HAGERSTOWN — Whether flying through the air or spinning into a blur, figure skaters often make their sport look easy.
Take Scott Powell, for instance.
Warming up before Saturday’s holiday show at the Hagerstown Ice & Sports Complex, he looked like he was born on ice.
“Actually, I’ve been skating 10 years,” he said. “I’ve been a student, a professional skater and now a coach.”
Maybe that’s why he makes dangerous look spectacular.
Powell, 24, of Martinsburg, W.Va., was among the participants in “Winter Wonderland,” an annual program presented by the Hagerstown Edge Skating Academy.
The show featured 36 acts and included skaters of all ages and skill levels, said Erica Coffman, figure skating director.
For many of the students, it was their first time performing before an audience of family and friends.
“There’s a lot of excitement tonight, as well as some nervousness,” she said.
Coffman said the show gives the skaters an opportunity to showcase their acquired skills.
“It’s really a special evening for both the students and their families,” she said.
Coffman said the academy draws skaters from the four-state region. About 45 skaters were performing in Saturday’s show.
“There really has been an increase in this area in the number of young people interested in figure skating,” she said. “After the recent Olympics, we really saw a big spike in numbers.”
Coffman said she has been skating for about 11 years and sees herself in the younger students.
“I can remember my first show and all of the excitement,” she said. “It really is a pleasure to watch the students grow.”

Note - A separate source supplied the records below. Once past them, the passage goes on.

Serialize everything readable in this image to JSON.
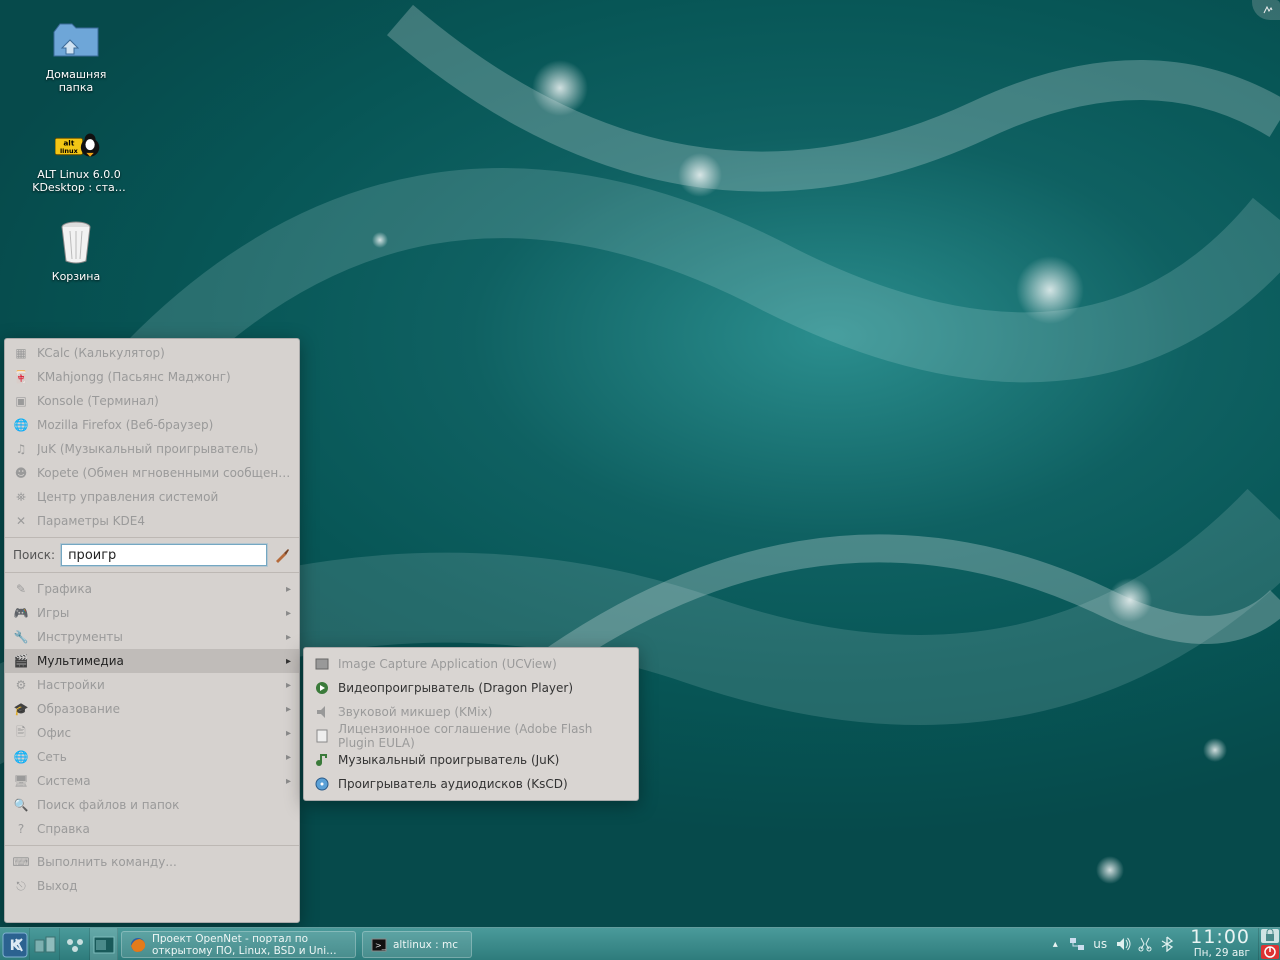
{
  "desktop_icons": {
    "home": "Домашняя\nпапка",
    "altlinux": "ALT Linux 6.0.0\nKDesktop : ста…",
    "trash": "Корзина"
  },
  "start_menu": {
    "favorites": [
      "KCalc (Калькулятор)",
      "KMahjongg (Пасьянс Маджонг)",
      "Konsole (Терминал)",
      "Mozilla Firefox (Веб-браузер)",
      "JuK (Музыкальный проигрыватель)",
      "Kopete (Обмен мгновенными сообщениями)",
      "Центр управления системой",
      "Параметры KDE4"
    ],
    "search_label": "Поиск:",
    "search_value": "проигр",
    "categories": [
      "Графика",
      "Игры",
      "Инструменты",
      "Мультимедиа",
      "Настройки",
      "Образование",
      "Офис",
      "Сеть",
      "Система",
      "Поиск файлов и папок",
      "Справка"
    ],
    "active_category_index": 3,
    "actions": [
      "Выполнить команду...",
      "Выход"
    ]
  },
  "submenu": [
    "Image Capture Application (UCView)",
    "Видеопроигрыватель (Dragon Player)",
    "Звуковой микшер (KMix)",
    "Лицензионное соглашение (Adobe Flash Plugin EULA)",
    "Музыкальный проигрыватель (JuK)",
    "Проигрыватель аудиодисков (KsCD)"
  ],
  "submenu_accent": [
    false,
    true,
    false,
    false,
    true,
    true
  ],
  "panel": {
    "task1_line1": "Проект OpenNet - портал по",
    "task1_line2": "открытому ПО, Linux, BSD и Uni…",
    "task2": "altlinux : mc",
    "kb_layout": "us",
    "time": "11:00",
    "date": "Пн, 29 авг"
  }
}
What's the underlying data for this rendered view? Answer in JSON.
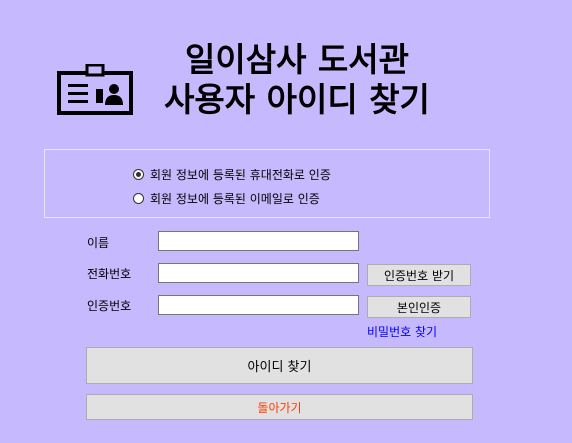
{
  "header": {
    "title_line1": "일이삼사 도서관",
    "title_line2": "사용자 아이디 찾기"
  },
  "icons": {
    "header_icon": "id-card-icon"
  },
  "verification": {
    "options": [
      {
        "label": "회원 정보에 등록된 휴대전화로 인증",
        "checked": true
      },
      {
        "label": "회원 정보에 등록된 이메일로 인증",
        "checked": false
      }
    ]
  },
  "form": {
    "name_label": "이름",
    "name_value": "",
    "phone_label": "전화번호",
    "phone_value": "",
    "code_label": "인증번호",
    "code_value": "",
    "send_code_button": "인증번호 받기",
    "verify_button": "본인인증",
    "find_password_link": "비밀번호 찾기"
  },
  "actions": {
    "find_id_button": "아이디 찾기",
    "back_button": "돌아가기"
  },
  "colors": {
    "background": "#c7b9fd",
    "link": "#0000ff",
    "back_text": "#ff3c00"
  }
}
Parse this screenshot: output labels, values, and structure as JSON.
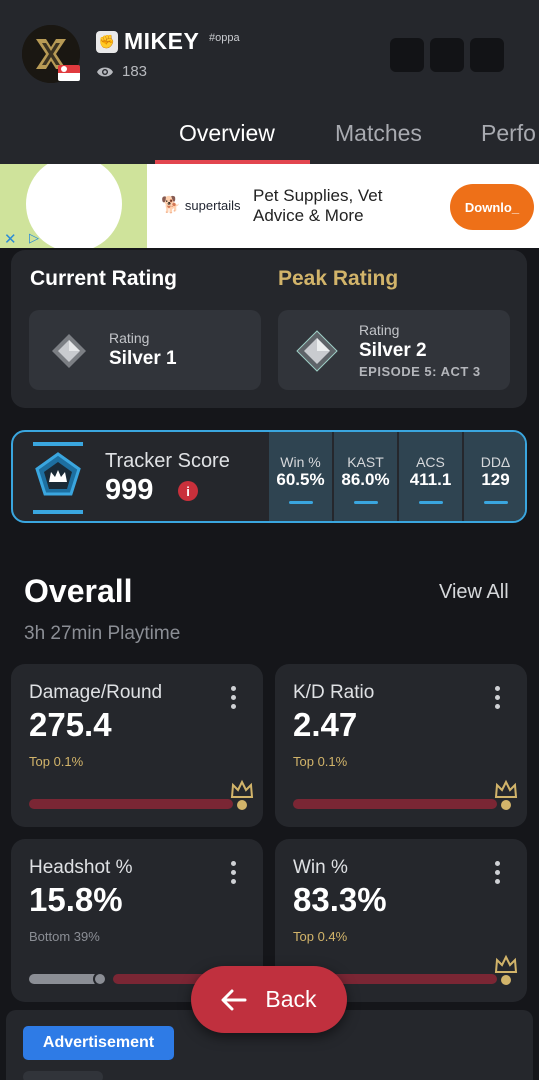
{
  "header": {
    "player_name": "MIKEY",
    "player_tag": "#oppa",
    "views": "183",
    "country": "Singapore"
  },
  "tabs": [
    {
      "label": "Overview",
      "active": true
    },
    {
      "label": "Matches",
      "active": false
    },
    {
      "label": "Perfo",
      "active": false
    }
  ],
  "ad_banner": {
    "brand": "supertails",
    "text": "Pet Supplies, Vet Advice & More",
    "cta": "Downlo_"
  },
  "rating": {
    "current_title": "Current Rating",
    "peak_title": "Peak Rating",
    "current": {
      "label": "Rating",
      "rank": "Silver 1"
    },
    "peak": {
      "label": "Rating",
      "rank": "Silver 2",
      "episode": "EPISODE 5: ACT 3"
    }
  },
  "tracker": {
    "label": "Tracker Score",
    "score": "999",
    "stats": [
      {
        "label": "Win %",
        "value": "60.5%"
      },
      {
        "label": "KAST",
        "value": "86.0%"
      },
      {
        "label": "ACS",
        "value": "411.1"
      },
      {
        "label": "DDΔ",
        "value": "129"
      }
    ]
  },
  "overall": {
    "title": "Overall",
    "view_all": "View All",
    "playtime": "3h 27min Playtime",
    "stats": [
      {
        "name": "Damage/Round",
        "value": "275.4",
        "percentile": "Top 0.1%"
      },
      {
        "name": "K/D Ratio",
        "value": "2.47",
        "percentile": "Top 0.1%"
      },
      {
        "name": "Headshot %",
        "value": "15.8%",
        "percentile": "Bottom 39%"
      },
      {
        "name": "Win %",
        "value": "83.3%",
        "percentile": "Top 0.4%"
      }
    ]
  },
  "back_button": {
    "label": "Back"
  },
  "advertisement_badge": "Advertisement",
  "colors": {
    "accent_red": "#c0303e",
    "tracker_blue": "#3aa6df",
    "peak_gold": "#d2b46a",
    "card_bg": "#25272c"
  }
}
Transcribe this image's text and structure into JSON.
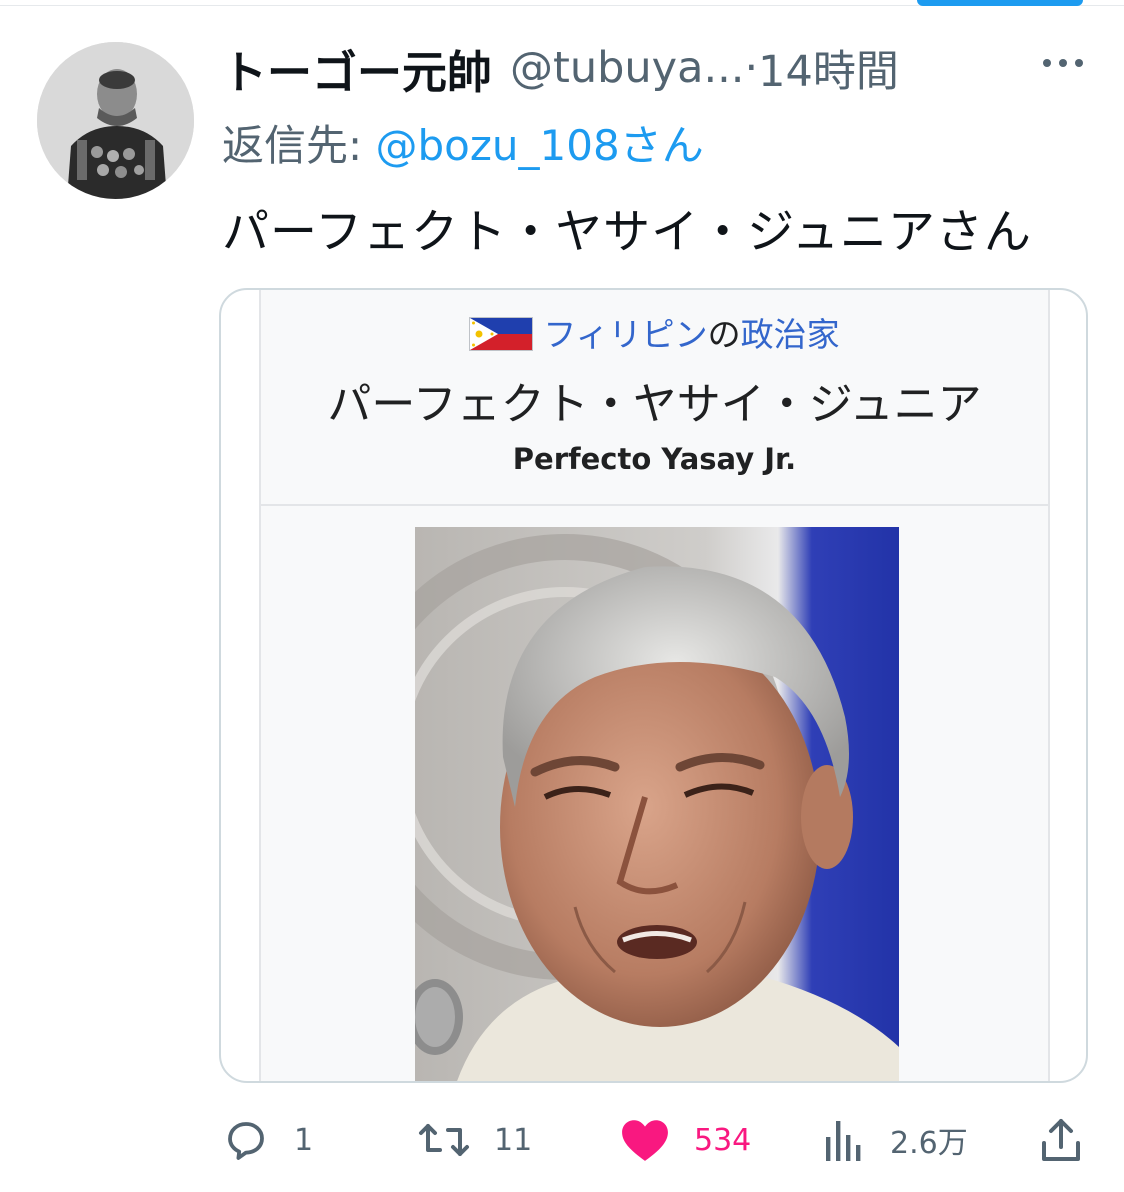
{
  "tweet": {
    "author_name": "トーゴー元帥",
    "handle": "@tubuya...",
    "separator": "·",
    "time": "14時間",
    "reply_prefix": "返信先: ",
    "reply_to": "@bozu_108さん",
    "text": "パーフェクト・ヤサイ・ジュニアさん"
  },
  "card": {
    "category_link1": "フィリピン",
    "category_connector": "の",
    "category_link2": "政治家",
    "name_ja": "パーフェクト・ヤサイ・ジュニア",
    "name_latin": "Perfecto Yasay Jr.",
    "flag_icon": "philippines-flag-icon"
  },
  "actions": {
    "reply_count": "1",
    "retweet_count": "11",
    "like_count": "534",
    "view_count": "2.6万"
  },
  "colors": {
    "accent": "#1d9bf0",
    "like": "#f91880",
    "muted": "#536471",
    "wiki_link": "#3366cc"
  }
}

Like any sport, there is a little apprehension in the beginning among new skaters, Coffman said.
“But they get past the nerves and when they learn they can do it, they gain confidence,” she said.
Kylie Brown, 10, of Sharpsburg, said she has been skating two years and loves it.
“In the beginning, I didn’t really mind the bumps and bruises,” she said. “I just kept at it.”
“I think it’s a great opportunity for her,” said Kylie’s mother, Brandy Brown. “She took both ballet and tap classes and sometimes it was a struggle getting her to go to practice. But with figure skating, she can’t wait to practice.”
Powell said he became interested in figure skating by accident.
“I had a friend in school who took figure skating lessons, so I accompanied her to practice one day,” he said. “I tried it, loved, it, got group lessons for Christmas and I’ve been skating ever since.”
Powell said he doesn’t remember being afraid of the ice — “I just took off.”
Now, as a coach, he sees the fearlessness in his young students.
“They just go out there and skate,” he said.
Powell said he would love to see more boys become interested in figure skating.
“Boys don’t realize the opportunities,” he said. “They’re extremely sought after in the world of figure skating. You might have to pay for lessons for a couple of years. But if you show promise, people will step in and mold you.”
Powell said even after performing with a professional ice show, he was excited about Saturday’s holiday performance.
“I just love skating,” he said.